This seeming decline of small town America relative to large metropolitan areas does not mean the latter are doing uniformly well. Even during boom periods, as in the middle of the 2000-2010 decade, strong migration flows occurred between economically stagnating large metros to those on the rise. While such flows were on hold during the migration slowdown of the past several years, the new numbers suggest a modest pick-up in growth for Sun Belt metros like Houston, Denver, and Charlotte along with growth declines for areas like Pittsburgh, Scranton, and New Haven (Download Data as a spreadsheet); though the growth in the former is noticeably smaller than in the middle of last decade

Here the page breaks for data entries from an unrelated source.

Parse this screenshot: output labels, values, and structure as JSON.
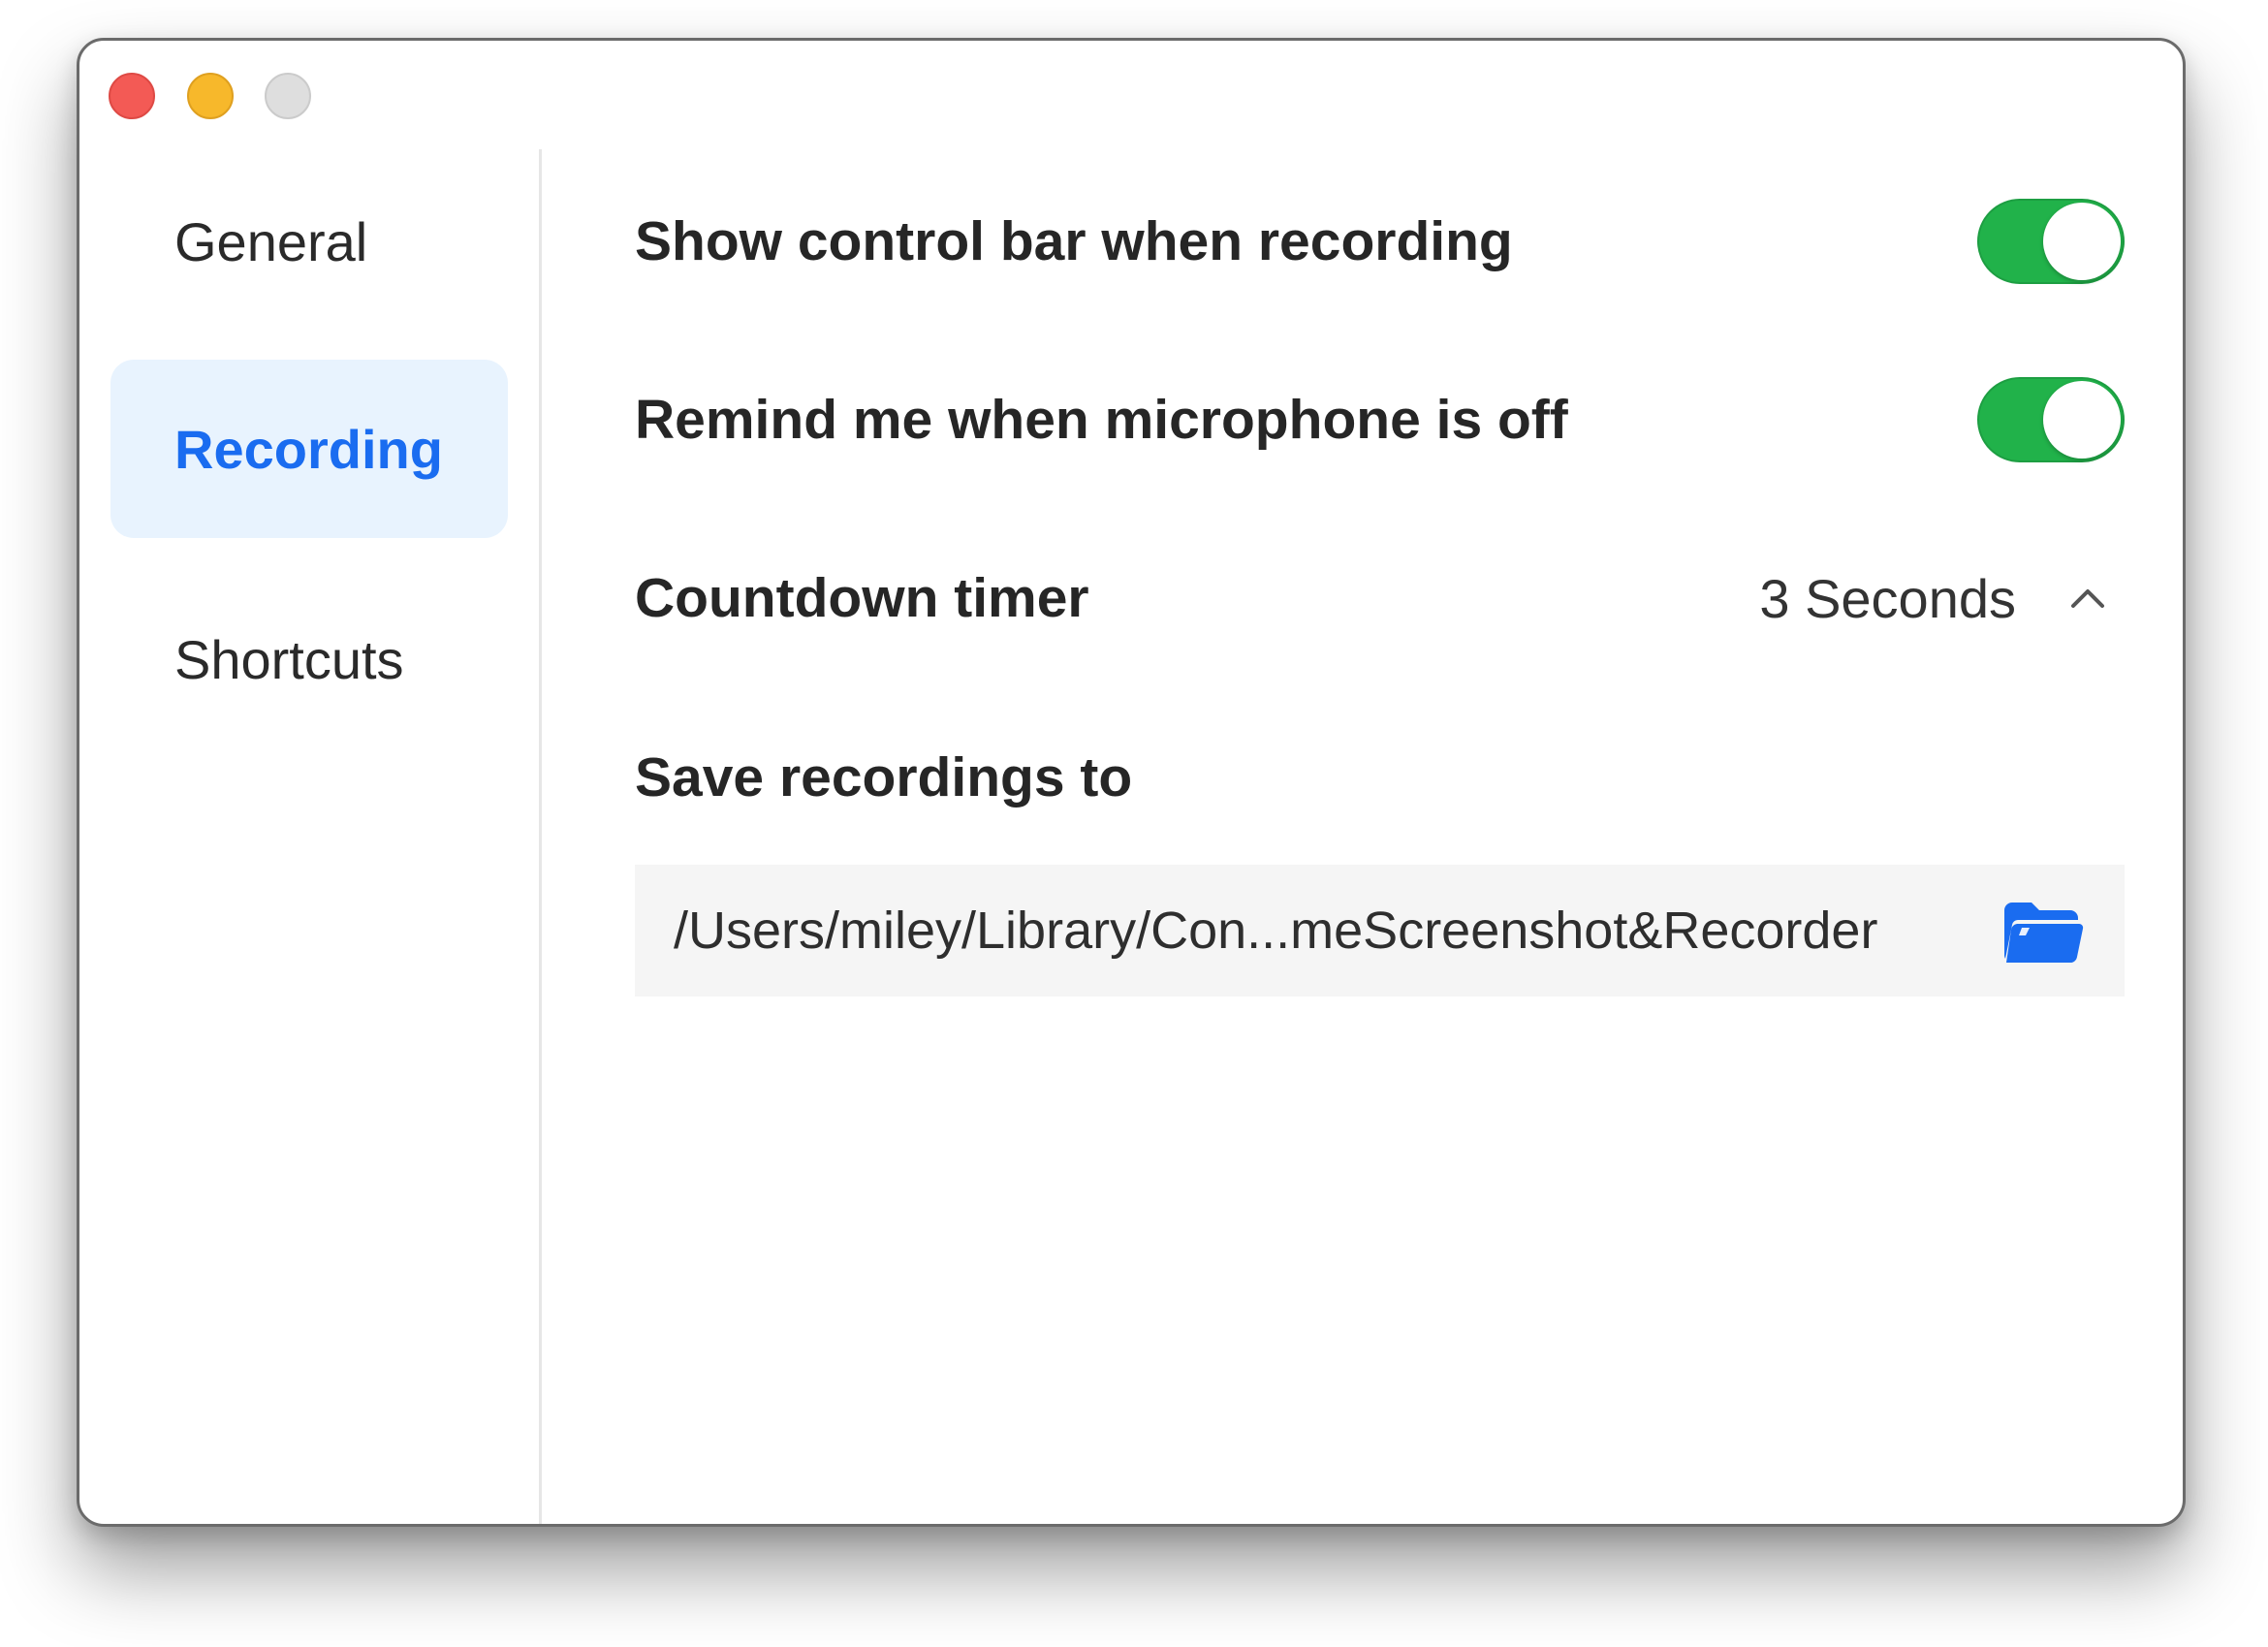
{
  "sidebar": {
    "items": [
      {
        "label": "General",
        "active": false
      },
      {
        "label": "Recording",
        "active": true
      },
      {
        "label": "Shortcuts",
        "active": false
      }
    ]
  },
  "settings": {
    "show_control_bar": {
      "label": "Show control bar when recording",
      "enabled": true
    },
    "remind_microphone": {
      "label": "Remind me when microphone is off",
      "enabled": true
    },
    "countdown": {
      "label": "Countdown timer",
      "value": "3 Seconds"
    },
    "save_to": {
      "label": "Save recordings to",
      "path": "/Users/miley/Library/Con...meScreenshot&Recorder"
    }
  },
  "icons": {
    "countdown_chevron": "chevron-up-icon",
    "folder": "folder-icon"
  },
  "colors": {
    "accent": "#1a6cf0",
    "toggle_on": "#21b24a",
    "sidebar_active_bg": "#e8f3fe",
    "traffic_close": "#f35a55",
    "traffic_minimize": "#f7b82b",
    "traffic_maximize": "#dedede"
  }
}
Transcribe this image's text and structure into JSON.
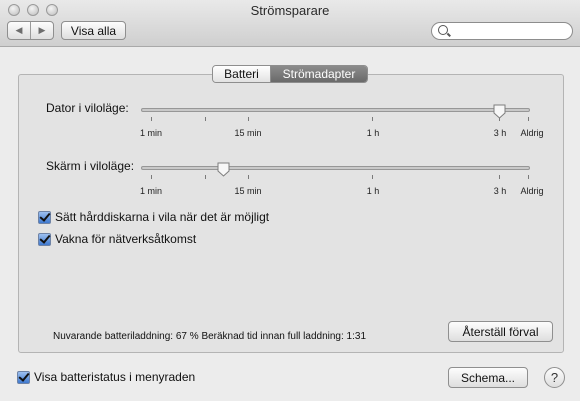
{
  "window": {
    "title": "Strömsparare"
  },
  "toolbar": {
    "show_all_label": "Visa alla",
    "back_icon": "◀",
    "forward_icon": "▶",
    "search_placeholder": ""
  },
  "tabs": [
    {
      "label": "Batteri",
      "selected": false
    },
    {
      "label": "Strömadapter",
      "selected": true
    }
  ],
  "computer_sleep": {
    "label": "Dator i viloläge:",
    "value": "3 h"
  },
  "display_sleep": {
    "label": "Skärm i viloläge:",
    "value": "7 min"
  },
  "slider_ticks": [
    "1 min",
    "15 min",
    "1 h",
    "3 h",
    "Aldrig"
  ],
  "options": [
    {
      "label": "Sätt hårddiskarna i vila när det är möjligt",
      "checked": true
    },
    {
      "label": "Vakna för nätverksåtkomst",
      "checked": true
    }
  ],
  "status": {
    "charge": "Nuvarande batteriladdning: 67 %",
    "time": "Beräknad tid innan full laddning: 1:31"
  },
  "restore_defaults_label": "Återställ förval",
  "menubar_status": {
    "label": "Visa batteristatus i menyraden",
    "checked": true
  },
  "schedule_label": "Schema...",
  "help_label": "?",
  "accent_color": "#3f79cf"
}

So what does this portend for the rest of the decade? As job and housing markets gradually pick up, it appears that large economically vibrant metropolitan areas will begin to grow. The situation for smaller places seems less certain. Still, small town America has been counted out before, but has, in many parts of the country, found ways to reinvent itself. This may well occur again.